### Task statement:
The response should be exactly the number of lines in the material below that contain the word "JSON".

### Exercise materials:
☆ ☆ ☆ ☆ ☆ ☆ ☆

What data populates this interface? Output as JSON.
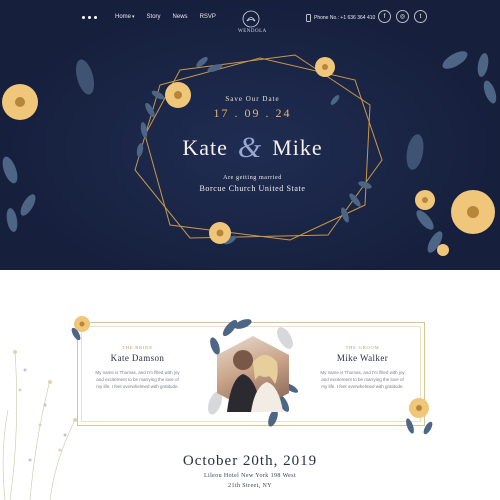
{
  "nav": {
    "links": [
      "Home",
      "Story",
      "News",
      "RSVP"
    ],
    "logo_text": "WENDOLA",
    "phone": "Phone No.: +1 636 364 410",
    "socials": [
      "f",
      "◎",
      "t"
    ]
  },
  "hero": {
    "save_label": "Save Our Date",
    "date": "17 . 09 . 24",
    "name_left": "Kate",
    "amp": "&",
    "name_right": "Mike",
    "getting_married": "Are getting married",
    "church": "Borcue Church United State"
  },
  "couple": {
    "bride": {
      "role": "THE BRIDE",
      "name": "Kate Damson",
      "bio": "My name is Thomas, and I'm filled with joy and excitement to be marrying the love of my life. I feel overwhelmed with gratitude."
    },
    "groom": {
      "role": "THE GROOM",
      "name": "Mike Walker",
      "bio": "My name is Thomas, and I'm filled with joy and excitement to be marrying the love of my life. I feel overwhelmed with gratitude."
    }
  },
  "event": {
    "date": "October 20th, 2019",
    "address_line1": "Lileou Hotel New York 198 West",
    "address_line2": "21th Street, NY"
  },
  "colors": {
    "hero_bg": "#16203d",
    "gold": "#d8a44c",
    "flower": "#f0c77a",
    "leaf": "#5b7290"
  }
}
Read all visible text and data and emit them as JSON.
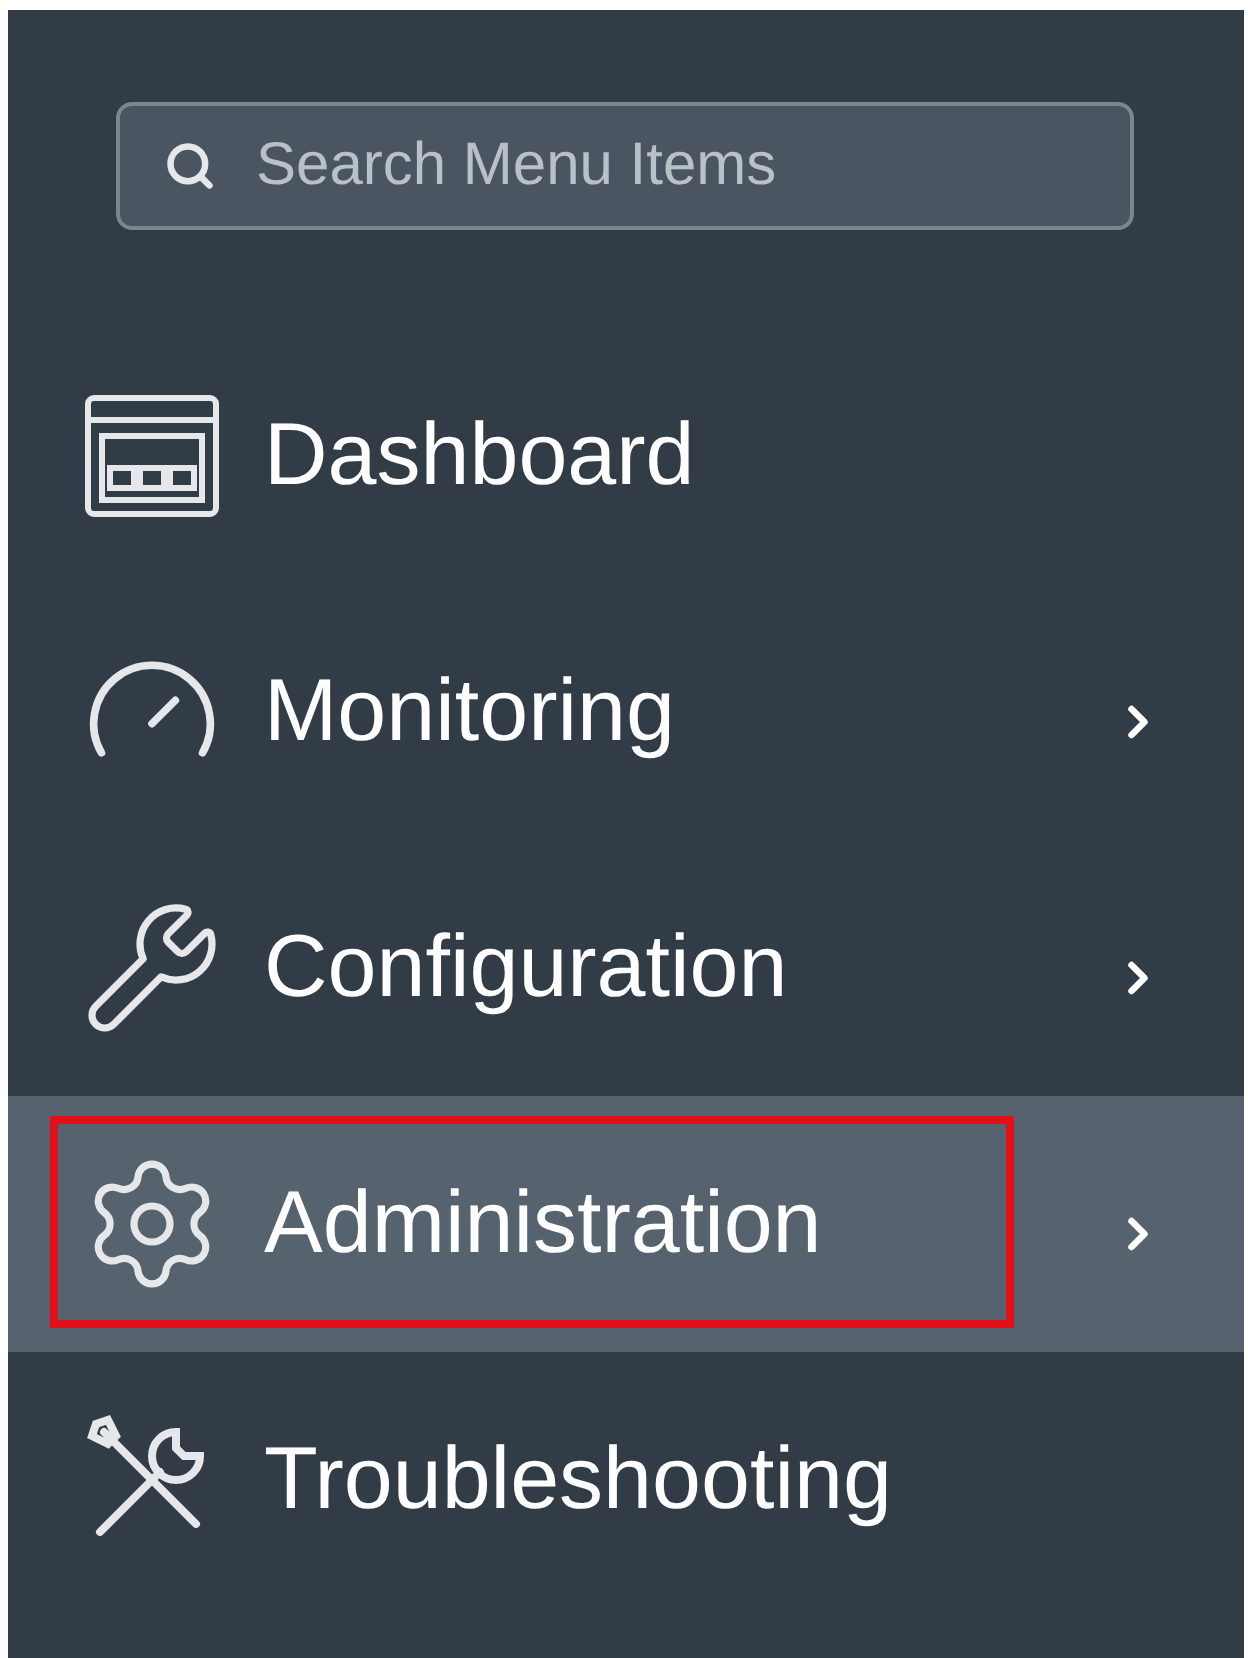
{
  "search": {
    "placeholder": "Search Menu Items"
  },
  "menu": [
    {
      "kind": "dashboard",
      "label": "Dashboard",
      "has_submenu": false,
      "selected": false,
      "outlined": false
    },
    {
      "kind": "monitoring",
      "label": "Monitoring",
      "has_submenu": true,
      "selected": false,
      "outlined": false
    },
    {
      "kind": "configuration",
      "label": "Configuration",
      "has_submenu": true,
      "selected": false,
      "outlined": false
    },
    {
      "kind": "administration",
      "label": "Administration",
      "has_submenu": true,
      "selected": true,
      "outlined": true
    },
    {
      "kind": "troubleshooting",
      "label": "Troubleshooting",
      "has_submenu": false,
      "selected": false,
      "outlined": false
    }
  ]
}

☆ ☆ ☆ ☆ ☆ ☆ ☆

### Task result:
2